What you will do
An exact reprint of the listing is required, with no pictures included.

Records supplied
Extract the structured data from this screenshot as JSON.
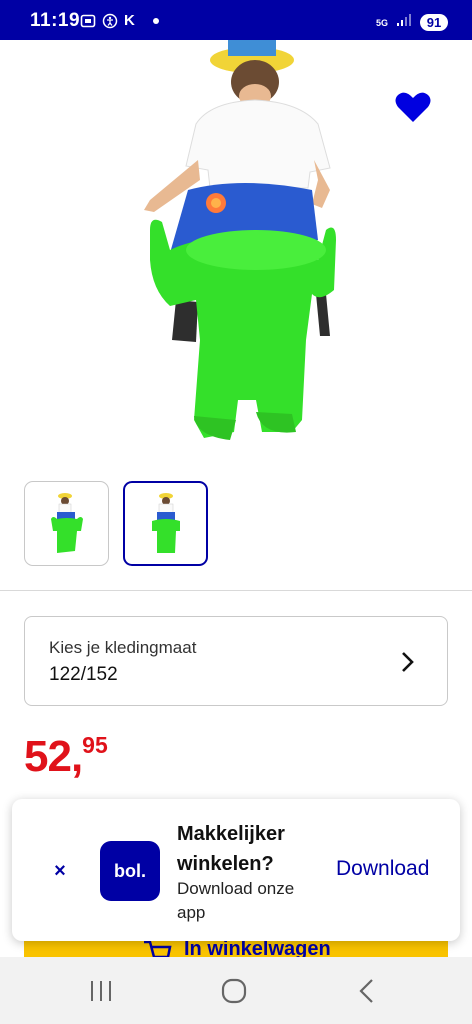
{
  "status_bar": {
    "time": "11:19",
    "carrier_letter": "K",
    "network": "5G",
    "battery": "91",
    "icons": [
      "screenshot-icon",
      "accessibility-icon",
      "signal-icon"
    ]
  },
  "product": {
    "image_desc_icon": "inflatable-costume-image",
    "favorite_icon": "heart-icon",
    "favorite_color": "#0000e0",
    "thumbnails": 2,
    "active_thumbnail": 2
  },
  "size_selector": {
    "label": "Kies je kledingmaat",
    "value": "122/152"
  },
  "price": {
    "main": "52,",
    "cents": "95"
  },
  "cart": {
    "label": "In winkelwagen"
  },
  "promo": {
    "logo_text": "bol.",
    "title": "Makkelijker winkelen?",
    "subtitle": "Download onze app",
    "download_label": "Download",
    "close_label": "×"
  },
  "colors": {
    "brand_blue": "#0000a4",
    "price_red": "#e0121a",
    "cart_yellow": "#f9c300"
  }
}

Reply to the exercise
Extract the structured data from this screenshot as JSON.
{
  "status_bar": {
    "time": "11:19",
    "carrier_letter": "K",
    "network": "5G",
    "battery": "91",
    "icons": [
      "screenshot-icon",
      "accessibility-icon",
      "signal-icon"
    ]
  },
  "product": {
    "image_desc_icon": "inflatable-costume-image",
    "favorite_icon": "heart-icon",
    "favorite_color": "#0000e0",
    "thumbnails": 2,
    "active_thumbnail": 2
  },
  "size_selector": {
    "label": "Kies je kledingmaat",
    "value": "122/152"
  },
  "price": {
    "main": "52,",
    "cents": "95"
  },
  "cart": {
    "label": "In winkelwagen"
  },
  "promo": {
    "logo_text": "bol.",
    "title": "Makkelijker winkelen?",
    "subtitle": "Download onze app",
    "download_label": "Download",
    "close_label": "×"
  },
  "colors": {
    "brand_blue": "#0000a4",
    "price_red": "#e0121a",
    "cart_yellow": "#f9c300"
  }
}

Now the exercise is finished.